With a strong Scandinavian heritage, Hayward, Wisc. has become a destination for Nordic skiing enthusiasts. In 1947, Tony Wise started the Telemark resort, bringing Alpine and Nordic skiing to the midwest and the world. While the resort has had ups and downs since then, the area’s natural beauty and history with cross-country skiing, has forged a winter culture that involves snow, slender skis, and miles and miles of trails for skiers. The area is famed for the American Birkebeiner Ski Trail, which lays claim to being the most significant cross country ski trail in the U.S. In recent years, more than 10,000 people schussed on this 52-kilometer ski marathon, which runs from Cable to Hayward.
For more information:
michigan.org/skiing/cross-country — Michigan cross country skiing
birkie.com — American Birkebeiner xcski.org — Cross country skiing
Ice your worm
In 2010, Rhinelander, Wisc. was named Ice Fishing Capital of the World by the North American Ice Fishing Circuit—yes, the NAIFC is a real organization, we checked. And Rhinelander has plenty to offer, as the 1100 lakes in Oneida County have enough ice to drill through in search of The Big One.
Hayward, Wisc. is home to the Fresh Water Fishing Hall of Fame and Museum (and the world’s largest muskellunge, named Big Musky) and for good reason. The nearby Chequamegon-Nicolet National Forest covers 1.5 million acres in northern Wisconsin and is literally littered with outstanding fishing lakes. Experienced ice anglers and guides alike can help direct you to the best places to fish.
However, if you want to fish on one body of water, er, ice then look to Lake Mille Lacs, in Minnesota. Mille Lacs means “one thousand lakes” in French, but it is a huge body of water, more than 132,500 acres, and is the state’s second largest lake. Coincidentally, Mille Lacs is also the site of the NAIFC’s 2016 championship this month. They wouldn’t hold an ice fishing championship if there weren’t enough fish to go around, right?
For a star-struck “Hey, I’ve seen this before” moment, check out the Lake Rebecca Park Preserve in Rockford, Minn. It was the location for the iconic ice fishing scene in the 1993 classic film, Grumpy Old Men. Farther south, the Mississippi River town of Wabasha, Minn. celebrates its 15 minutes of fame in that movie every February with its own Grumpy Old Men Festival, featuring ice fishing, a pet pageant, bingo, a cribbage tournament and live music.
For more information:
Get wet and warm

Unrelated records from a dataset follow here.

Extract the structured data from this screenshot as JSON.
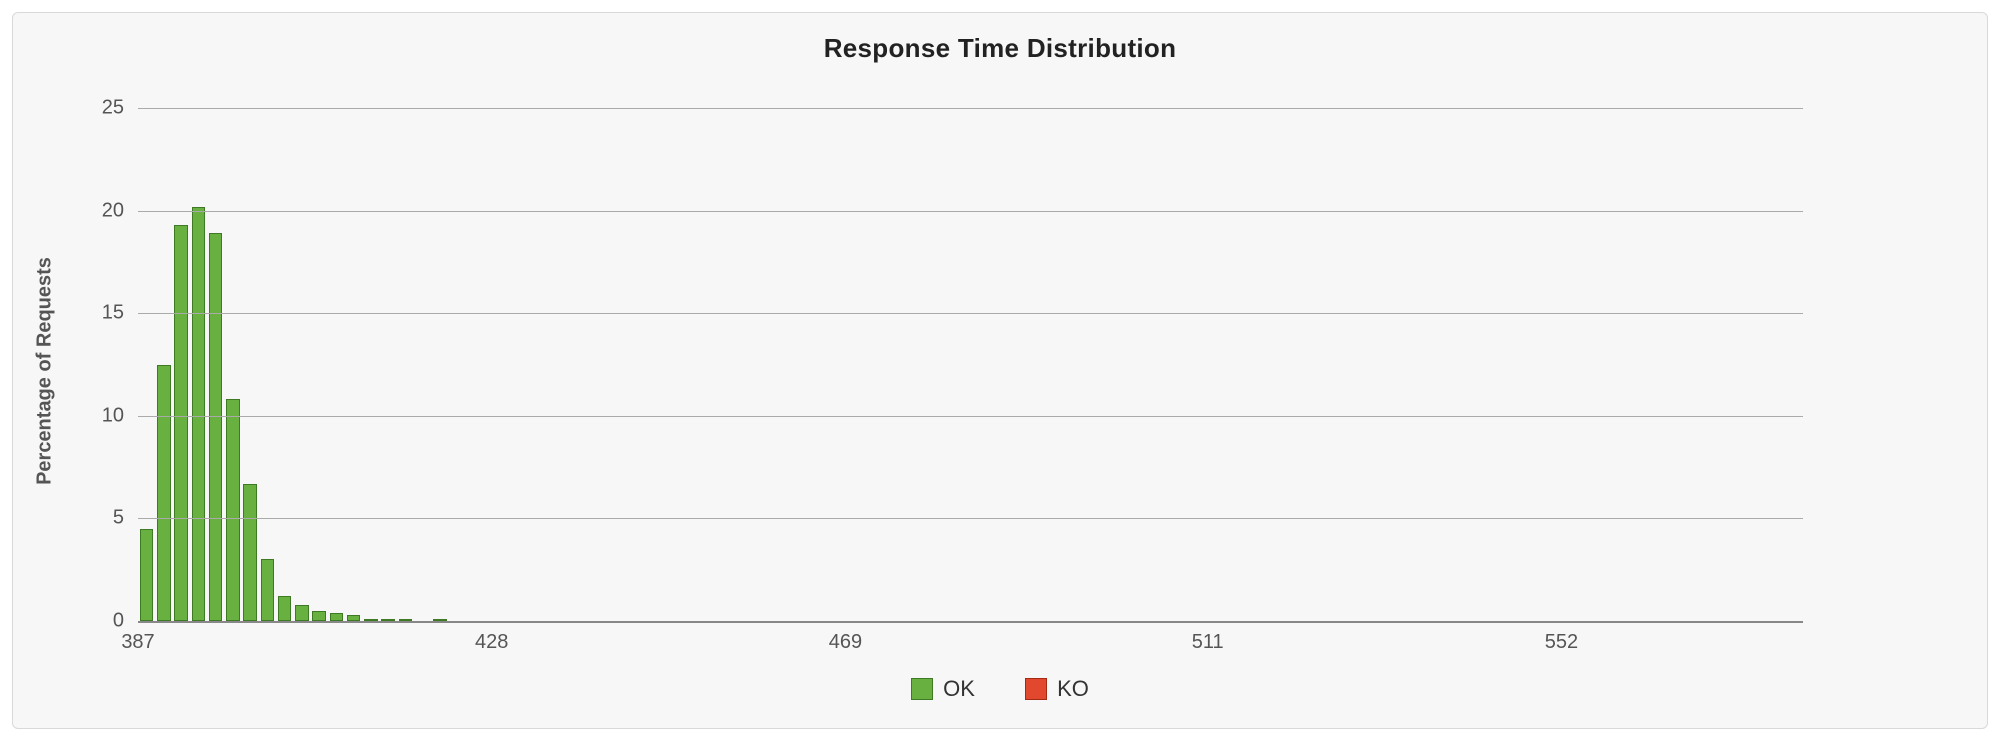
{
  "chart_data": {
    "type": "bar",
    "title": "Response Time Distribution",
    "xlabel": "",
    "ylabel": "Percentage of Requests",
    "ylim": [
      0,
      25
    ],
    "y_ticks": [
      0,
      5,
      10,
      15,
      20,
      25
    ],
    "x_range": [
      387,
      580
    ],
    "x_ticks": [
      387,
      428,
      469,
      511,
      552
    ],
    "series": [
      {
        "name": "OK",
        "color": "#68b141",
        "values": [
          4.5,
          12.5,
          19.3,
          20.2,
          18.9,
          10.8,
          6.7,
          3.0,
          1.2,
          0.8,
          0.5,
          0.4,
          0.3,
          0.1,
          0.1,
          0.1,
          0.0,
          0.1
        ]
      },
      {
        "name": "KO",
        "color": "#e2482d",
        "values": [
          0,
          0,
          0,
          0,
          0,
          0,
          0,
          0,
          0,
          0,
          0,
          0,
          0,
          0,
          0,
          0,
          0,
          0
        ]
      }
    ],
    "bin_start": 387,
    "bin_width": 2,
    "bar_width_ratio": 0.78,
    "legend": {
      "position": "bottom"
    }
  }
}
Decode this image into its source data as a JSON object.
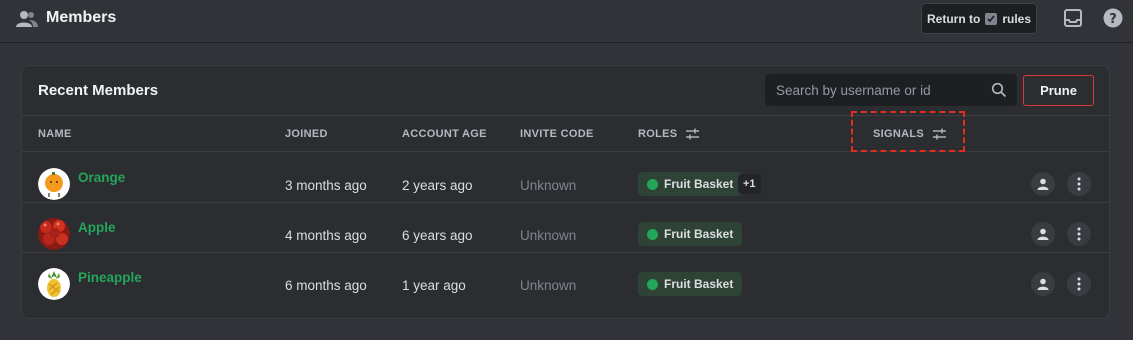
{
  "header": {
    "title": "Members",
    "return_prefix": "Return to",
    "return_suffix": "rules"
  },
  "card": {
    "title": "Recent Members",
    "search_placeholder": "Search by username or id",
    "prune_label": "Prune"
  },
  "columns": {
    "name": "NAME",
    "joined": "JOINED",
    "account_age": "ACCOUNT AGE",
    "invite_code": "INVITE CODE",
    "roles": "ROLES",
    "signals": "SIGNALS"
  },
  "rows": [
    {
      "username": "Orange",
      "joined": "3 months ago",
      "account_age": "2 years ago",
      "invite_code": "Unknown",
      "role": "Fruit Basket",
      "extra_roles": "+1"
    },
    {
      "username": "Apple",
      "joined": "4 months ago",
      "account_age": "6 years ago",
      "invite_code": "Unknown",
      "role": "Fruit Basket"
    },
    {
      "username": "Pineapple",
      "joined": "6 months ago",
      "account_age": "1 year ago",
      "invite_code": "Unknown",
      "role": "Fruit Basket"
    }
  ],
  "colors": {
    "background": "#313338",
    "card": "#2b2d31",
    "username": "#23a55a",
    "role_dot": "#23a55a",
    "prune_border": "#da373c",
    "highlight": "#e02d1f"
  },
  "icons": {
    "header": "members-icon",
    "inbox": "inbox-icon",
    "help": "help-icon",
    "search": "search-icon",
    "filter": "filter-icon",
    "profile": "user-icon",
    "more": "more-vertical-icon"
  }
}
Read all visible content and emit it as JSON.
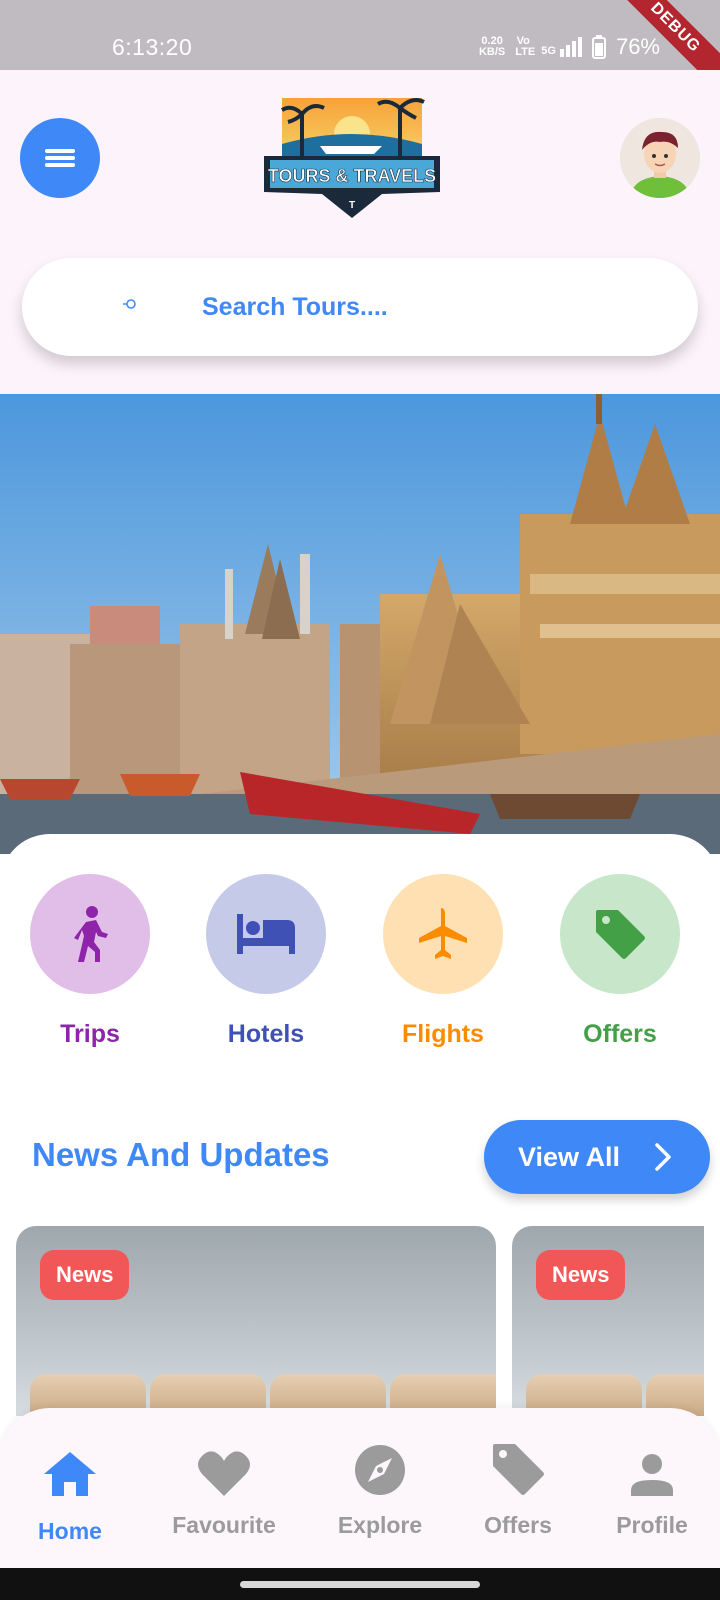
{
  "status_bar": {
    "time": "6:13:20",
    "speed_value": "0.20",
    "speed_unit": "KB/S",
    "volte": "Vo LTE",
    "network": "5G",
    "battery": "76%",
    "debug_banner": "DEBUG"
  },
  "header": {
    "logo_text": "TOURS & TRAVELS",
    "logo_sub": "T"
  },
  "search": {
    "placeholder": "Search Tours...."
  },
  "categories": [
    {
      "label": "Trips",
      "color": "#8e24aa",
      "bg": "#e1bee7",
      "icon": "walking-person-icon"
    },
    {
      "label": "Hotels",
      "color": "#3f51b5",
      "bg": "#c5cae9",
      "icon": "bed-icon"
    },
    {
      "label": "Flights",
      "color": "#fb8c00",
      "bg": "#ffe0b2",
      "icon": "airplane-icon"
    },
    {
      "label": "Offers",
      "color": "#43a047",
      "bg": "#c8e6c9",
      "icon": "tag-icon"
    }
  ],
  "news": {
    "title": "News And Updates",
    "view_all": "View All",
    "cards": [
      {
        "badge": "News"
      },
      {
        "badge": "News"
      }
    ]
  },
  "bottom_nav": {
    "items": [
      {
        "label": "Home",
        "icon": "home-icon",
        "active": true
      },
      {
        "label": "Favourite",
        "icon": "heart-icon",
        "active": false
      },
      {
        "label": "Explore",
        "icon": "compass-icon",
        "active": false
      },
      {
        "label": "Offers",
        "icon": "tag-icon",
        "active": false
      },
      {
        "label": "Profile",
        "icon": "person-icon",
        "active": false
      }
    ]
  },
  "colors": {
    "primary": "#3e88f7",
    "badge": "#f25757",
    "inactive": "#9b9b9b"
  }
}
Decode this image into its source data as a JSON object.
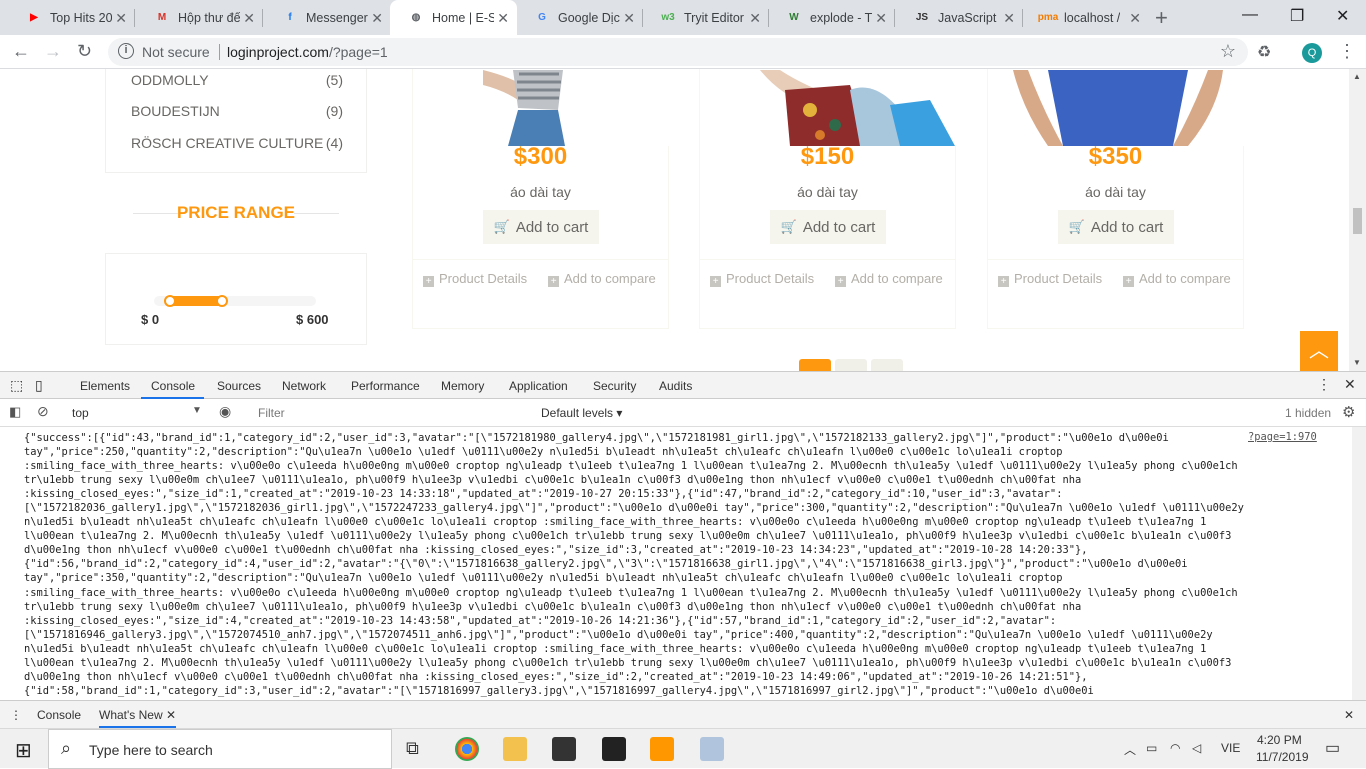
{
  "browser": {
    "tabs": [
      {
        "title": "Top Hits 20",
        "icon": "youtube-icon",
        "color": "#ff0000",
        "glyph": "▶"
      },
      {
        "title": "Hộp thư đế",
        "icon": "gmail-icon",
        "color": "#d93025",
        "glyph": "M"
      },
      {
        "title": "Messenger",
        "icon": "facebook-icon",
        "color": "#1877f2",
        "glyph": "f"
      },
      {
        "title": "Home | E-Sh",
        "icon": "globe-icon",
        "color": "#5f6368",
        "glyph": "◍"
      },
      {
        "title": "Google Dịch",
        "icon": "google-translate-icon",
        "color": "#4285f4",
        "glyph": "G"
      },
      {
        "title": "Tryit Editor",
        "icon": "w3schools-icon",
        "color": "#4caf50",
        "glyph": "w3"
      },
      {
        "title": "explode - Tạ",
        "icon": "wiki-icon",
        "color": "#2e7d32",
        "glyph": "W"
      },
      {
        "title": "JavaScript f",
        "icon": "js-icon",
        "color": "#333333",
        "glyph": "JS"
      },
      {
        "title": "localhost / ",
        "icon": "phpmyadmin-icon",
        "color": "#f57c00",
        "glyph": "pma"
      }
    ],
    "url_not_secure": "Not secure",
    "url_host": "loginproject.com",
    "url_query": "/?page=1",
    "profile_initial": "Q"
  },
  "page": {
    "brands": [
      {
        "name": "ODDMOLLY",
        "count": "(5)"
      },
      {
        "name": "BOUDESTIJN",
        "count": "(9)"
      },
      {
        "name": "RÖSCH CREATIVE CULTURE",
        "count": "(4)"
      }
    ],
    "price_range_title": "PRICE RANGE",
    "price_min": "$ 0",
    "price_max": "$ 600",
    "price_range_selected": [
      0.1,
      0.42
    ],
    "products": [
      {
        "price": "$300",
        "name": "áo dài tay",
        "cart": "Add to cart",
        "details": "Product Details",
        "compare": "Add to compare"
      },
      {
        "price": "$150",
        "name": "áo dài tay",
        "cart": "Add to cart",
        "details": "Product Details",
        "compare": "Add to compare"
      },
      {
        "price": "$350",
        "name": "áo dài tay",
        "cart": "Add to cart",
        "details": "Product Details",
        "compare": "Add to compare"
      }
    ],
    "accent": "#fe980f"
  },
  "devtools": {
    "tabs": [
      "Elements",
      "Console",
      "Sources",
      "Network",
      "Performance",
      "Memory",
      "Application",
      "Security",
      "Audits"
    ],
    "active_tab": "Console",
    "context": "top",
    "filter_placeholder": "Filter",
    "levels": "Default levels",
    "hidden": "1 hidden",
    "source_link": "?page=1:970",
    "console_lines": [
      "{\"success\":[{\"id\":43,\"brand_id\":1,\"category_id\":2,\"user_id\":3,\"avatar\":\"[\\\"1572181980_gallery4.jpg\\\",\\\"1572181981_girl1.jpg\\\",\\\"1572182133_gallery2.jpg\\\"]\",\"product\":\"\\u00e1o d\\u00e0i",
      "tay\",\"price\":250,\"quantity\":2,\"description\":\"Qu\\u1ea7n \\u00e1o \\u1edf \\u0111\\u00e2y n\\u1ed5i b\\u1eadt nh\\u1ea5t ch\\u1eafc ch\\u1eafn l\\u00e0 c\\u00e1c lo\\u1ea1i croptop",
      ":smiling_face_with_three_hearts: v\\u00e0o c\\u1eeda h\\u00e0ng m\\u00e0 croptop ng\\u1eadp t\\u1eeb t\\u1ea7ng 1 l\\u00ean t\\u1ea7ng 2. M\\u00ecnh th\\u1ea5y \\u1edf \\u0111\\u00e2y l\\u1ea5y phong c\\u00e1ch",
      "tr\\u1ebb trung sexy l\\u00e0m ch\\u1ee7 \\u0111\\u1ea1o, ph\\u00f9 h\\u1ee3p v\\u1edbi c\\u00e1c b\\u1ea1n c\\u00f3 d\\u00e1ng thon nh\\u1ecf v\\u00e0 c\\u00e1 t\\u00ednh ch\\u00fat nha",
      ":kissing_closed_eyes:\",\"size_id\":1,\"created_at\":\"2019-10-23 14:33:18\",\"updated_at\":\"2019-10-27 20:15:33\"},{\"id\":47,\"brand_id\":2,\"category_id\":10,\"user_id\":3,\"avatar\":",
      "[\\\"1572182036_gallery1.jpg\\\",\\\"1572182036_girl1.jpg\\\",\\\"1572247233_gallery4.jpg\\\"]\",\"product\":\"\\u00e1o d\\u00e0i tay\",\"price\":300,\"quantity\":2,\"description\":\"Qu\\u1ea7n \\u00e1o \\u1edf \\u0111\\u00e2y",
      "n\\u1ed5i b\\u1eadt nh\\u1ea5t ch\\u1eafc ch\\u1eafn l\\u00e0 c\\u00e1c lo\\u1ea1i croptop :smiling_face_with_three_hearts: v\\u00e0o c\\u1eeda h\\u00e0ng m\\u00e0 croptop ng\\u1eadp t\\u1eeb t\\u1ea7ng 1",
      "l\\u00ean t\\u1ea7ng 2. M\\u00ecnh th\\u1ea5y \\u1edf \\u0111\\u00e2y l\\u1ea5y phong c\\u00e1ch tr\\u1ebb trung sexy l\\u00e0m ch\\u1ee7 \\u0111\\u1ea1o, ph\\u00f9 h\\u1ee3p v\\u1edbi c\\u00e1c b\\u1ea1n c\\u00f3",
      "d\\u00e1ng thon nh\\u1ecf v\\u00e0 c\\u00e1 t\\u00ednh ch\\u00fat nha :kissing_closed_eyes:\",\"size_id\":3,\"created_at\":\"2019-10-23 14:34:23\",\"updated_at\":\"2019-10-28 14:20:33\"},",
      "{\"id\":56,\"brand_id\":2,\"category_id\":4,\"user_id\":2,\"avatar\":\"{\\\"0\\\":\\\"1571816638_gallery2.jpg\\\",\\\"3\\\":\\\"1571816638_girl1.jpg\\\",\\\"4\\\":\\\"1571816638_girl3.jpg\\\"}\",\"product\":\"\\u00e1o d\\u00e0i",
      "tay\",\"price\":350,\"quantity\":2,\"description\":\"Qu\\u1ea7n \\u00e1o \\u1edf \\u0111\\u00e2y n\\u1ed5i b\\u1eadt nh\\u1ea5t ch\\u1eafc ch\\u1eafn l\\u00e0 c\\u00e1c lo\\u1ea1i croptop",
      ":smiling_face_with_three_hearts: v\\u00e0o c\\u1eeda h\\u00e0ng m\\u00e0 croptop ng\\u1eadp t\\u1eeb t\\u1ea7ng 1 l\\u00ean t\\u1ea7ng 2. M\\u00ecnh th\\u1ea5y \\u1edf \\u0111\\u00e2y l\\u1ea5y phong c\\u00e1ch",
      "tr\\u1ebb trung sexy l\\u00e0m ch\\u1ee7 \\u0111\\u1ea1o, ph\\u00f9 h\\u1ee3p v\\u1edbi c\\u00e1c b\\u1ea1n c\\u00f3 d\\u00e1ng thon nh\\u1ecf v\\u00e0 c\\u00e1 t\\u00ednh ch\\u00fat nha",
      ":kissing_closed_eyes:\",\"size_id\":4,\"created_at\":\"2019-10-23 14:43:58\",\"updated_at\":\"2019-10-26 14:21:36\"},{\"id\":57,\"brand_id\":1,\"category_id\":2,\"user_id\":2,\"avatar\":",
      "[\\\"1571816946_gallery3.jpg\\\",\\\"1572074510_anh7.jpg\\\",\\\"1572074511_anh6.jpg\\\"]\",\"product\":\"\\u00e1o d\\u00e0i tay\",\"price\":400,\"quantity\":2,\"description\":\"Qu\\u1ea7n \\u00e1o \\u1edf \\u0111\\u00e2y",
      "n\\u1ed5i b\\u1eadt nh\\u1ea5t ch\\u1eafc ch\\u1eafn l\\u00e0 c\\u00e1c lo\\u1ea1i croptop :smiling_face_with_three_hearts: v\\u00e0o c\\u1eeda h\\u00e0ng m\\u00e0 croptop ng\\u1eadp t\\u1eeb t\\u1ea7ng 1",
      "l\\u00ean t\\u1ea7ng 2. M\\u00ecnh th\\u1ea5y \\u1edf \\u0111\\u00e2y l\\u1ea5y phong c\\u00e1ch tr\\u1ebb trung sexy l\\u00e0m ch\\u1ee7 \\u0111\\u1ea1o, ph\\u00f9 h\\u1ee3p v\\u1edbi c\\u00e1c b\\u1ea1n c\\u00f3",
      "d\\u00e1ng thon nh\\u1ecf v\\u00e0 c\\u00e1 t\\u00ednh ch\\u00fat nha :kissing_closed_eyes:\",\"size_id\":2,\"created_at\":\"2019-10-23 14:49:06\",\"updated_at\":\"2019-10-26 14:21:51\"},",
      "{\"id\":58,\"brand_id\":1,\"category_id\":3,\"user_id\":2,\"avatar\":\"[\\\"1571816997_gallery3.jpg\\\",\\\"1571816997_gallery4.jpg\\\",\\\"1571816997_girl2.jpg\\\"]\",\"product\":\"\\u00e1o d\\u00e0i"
    ],
    "drawer_tabs": [
      "Console",
      "What's New"
    ]
  },
  "taskbar": {
    "search_placeholder": "Type here to search",
    "lang": "VIE",
    "time": "4:20 PM",
    "date": "11/7/2019"
  }
}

One good thing about winter is that finally getting warm feels so good. One of the places where you can ski through part of the afternoon and warm up in the remainder is at Glenwood Hot Springs, Colo.
Located on Interstate-70 west of the mega-resort ski enclaves of Aspen, Breckenridge, Copper